    I agree about the education, but I'm not sure that complacency is the cause of the rise. Back in the 80s if you caught HIV in a Western country, you developed AIDS and died (in most cases). So the amount of people actually living with HIV at any one time was lower. These days thanks to combination therapy anyone in those countries with HIV lives for years, even decades, and may never develop AIDS at all. So there's a larger pool of HIV+ people out there. Add into that the increased migration from areas with high infection rates such as southern Africa, and the possibility of exposure to the virus increases massively.
     
  20. iGary Guest

    iGary

    Joined:
    May 26, 2004
    Location:
    Randy's House
    #20
    Because there are far more diseases (by percentage) that deserve that money.
     
  21. Blue Velvet Moderator emeritus

    Joined:
    Jul 4, 2004
    #21

    No. Unless you're involved in high-risk activity, what's the point?

    To be honest, I would rather be regularly checked for other things than HIV. What are the main causes of death in 'developed' societies? Circulatory diseases (heart disease, stroke etc) followed by cancer.

    As someone who has to go regularly for all sorts of blood tests, the idea of universally tacking on an HIV test for everyone seems to be a misplaced use of resources.

    But if you're sharing needles or being highly promiscuous without taking adequate precautions, then by all means. But that decision should be between doctor and patient.
     
  22. mkrishnan Moderator emeritus

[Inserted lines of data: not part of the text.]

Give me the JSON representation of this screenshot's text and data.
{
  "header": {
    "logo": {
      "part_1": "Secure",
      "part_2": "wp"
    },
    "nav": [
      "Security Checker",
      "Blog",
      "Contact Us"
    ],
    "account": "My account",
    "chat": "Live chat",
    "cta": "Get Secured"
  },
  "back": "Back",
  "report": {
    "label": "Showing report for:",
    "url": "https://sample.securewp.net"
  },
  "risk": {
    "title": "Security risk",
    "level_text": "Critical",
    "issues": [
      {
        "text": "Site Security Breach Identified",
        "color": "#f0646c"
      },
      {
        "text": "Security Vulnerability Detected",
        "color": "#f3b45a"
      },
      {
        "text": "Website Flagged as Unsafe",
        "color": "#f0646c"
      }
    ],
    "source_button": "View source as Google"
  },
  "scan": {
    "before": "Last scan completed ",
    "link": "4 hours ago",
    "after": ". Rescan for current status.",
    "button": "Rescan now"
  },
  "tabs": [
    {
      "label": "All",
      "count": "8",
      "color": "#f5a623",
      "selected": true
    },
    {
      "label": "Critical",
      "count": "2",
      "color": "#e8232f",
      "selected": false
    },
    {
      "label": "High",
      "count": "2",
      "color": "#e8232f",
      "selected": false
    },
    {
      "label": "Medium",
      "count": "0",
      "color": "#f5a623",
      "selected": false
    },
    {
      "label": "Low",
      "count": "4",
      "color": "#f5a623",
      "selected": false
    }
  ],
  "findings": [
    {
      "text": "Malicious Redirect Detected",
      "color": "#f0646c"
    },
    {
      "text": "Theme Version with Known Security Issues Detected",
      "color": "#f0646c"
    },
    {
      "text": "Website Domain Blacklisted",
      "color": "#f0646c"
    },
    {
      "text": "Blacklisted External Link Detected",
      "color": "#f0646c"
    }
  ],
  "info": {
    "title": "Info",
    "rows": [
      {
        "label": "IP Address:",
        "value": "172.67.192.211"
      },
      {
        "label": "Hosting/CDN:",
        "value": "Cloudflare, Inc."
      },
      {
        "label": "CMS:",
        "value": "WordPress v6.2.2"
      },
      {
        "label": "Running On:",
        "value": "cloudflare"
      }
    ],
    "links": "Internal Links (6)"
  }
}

    mkrishnan

    Joined:
    Jan 9, 2004
    Location:
    Grand Rapids, MI, USA
    #22
    This I agree with completely. AIDS is a perfect example of why you need primary prevention. :(
     

Share This Page